With the colourful attire of his native Mexico in the backdrop, Alex Ramirez’s presentation on his cultural background revealed many similarities with Canadian customs during Spring Street Academy’s Multicultural Day on Friday.
AMHERST – In their third offering dedicated to diversity, the Spring Street Academy added culture to their class.
The school hosted its third Multicultural Day in as many years, bringing the diversity of the community into the school and highlighted First Nations, Canadian-African, Australian, Scottish, Mexican cultures with demonstrations attributed to the Far East.
The Chignecto Central Regional School Board has a mandate to promote diversity, Grade 3 teacher Cheryl Davis said, and the Multicultural Day has been the school’s own initiative to meet the mandate.
“We understand it important to promote other cultures and create awareness of what’s in our own community, so many of the presenters here today are from the community,” Davis said. “We have between 13 and 15 presenters this morning and this afternoon we’ll have an Acadian concert.”
Students moved from classroom to classroom to learn about cultures both hereditary and adopted.
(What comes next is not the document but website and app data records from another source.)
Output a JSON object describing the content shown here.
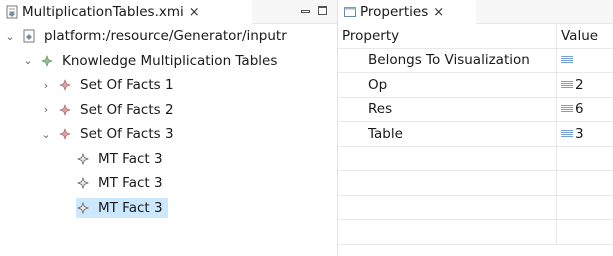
{
  "editor": {
    "tab_label": "MultiplicationTables.xmi",
    "tab_close": "×",
    "tree": [
      {
        "label": "platform:/resource/Generator/inputr",
        "depth": 0,
        "twistie": "⌄",
        "icon": "resource-icon"
      },
      {
        "label": "Knowledge Multiplication Tables",
        "depth": 1,
        "twistie": "⌄",
        "icon": "class-node-icon"
      },
      {
        "label": "Set Of Facts 1",
        "depth": 2,
        "twistie": "›",
        "icon": "class-node-icon"
      },
      {
        "label": "Set Of Facts 2",
        "depth": 2,
        "twistie": "›",
        "icon": "class-node-icon"
      },
      {
        "label": "Set Of Facts 3",
        "depth": 2,
        "twistie": "⌄",
        "icon": "class-node-icon"
      },
      {
        "label": "MT Fact 3",
        "depth": 3,
        "twistie": "",
        "icon": "class-node-icon"
      },
      {
        "label": "MT Fact 3",
        "depth": 3,
        "twistie": "",
        "icon": "class-node-icon"
      },
      {
        "label": "MT Fact 3",
        "depth": 3,
        "twistie": "",
        "icon": "class-node-icon",
        "selected": true
      }
    ]
  },
  "properties": {
    "tab_label": "Properties",
    "tab_close": "×",
    "header": {
      "property": "Property",
      "value": "Value"
    },
    "rows": [
      {
        "property": "Belongs To Visualization",
        "value": ""
      },
      {
        "property": "Op",
        "value": "2"
      },
      {
        "property": "Res",
        "value": "6"
      },
      {
        "property": "Table",
        "value": "3"
      },
      {
        "property": "",
        "value": ""
      },
      {
        "property": "",
        "value": ""
      },
      {
        "property": "",
        "value": ""
      },
      {
        "property": "",
        "value": ""
      }
    ]
  }
}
Martial artists David Pyke and Jim Ripley don’t hail from Okinawa or Korea, but instead have adopted positive aspects of those cultures into their own lives, specifically Shotokan karate and Taekwondo.
Alex Ramirez hails from Mexico and with his culture comes both similarities and differences to Canadian traditions and living. Students had the opportunity to question Ramirez about everything from holidays to transportation in the Americas fifth-largest nation to the economy and how as consumers we can support another nation from afar.
“I’d say people here in Canada don’t think too much about where things are from because they assume they will flip something over and read ‘Made in China.’ I always look for ‘Made In Canada’ because it’s important to me to support Canada,” Ramirez told students. “I also look for ‘Made In Mexico’ to support my home’s economy, too.”
Davis said the connection students develop during Multicultural Day goes a long way to expanding their understanding of their community and the world abroad. For the small in-school committee that has put on the event for three years now, it has been a rewarding effort.
“The students really do learn a lot about their own culture and community,” Davis said. “For us, it’s been fantastic.”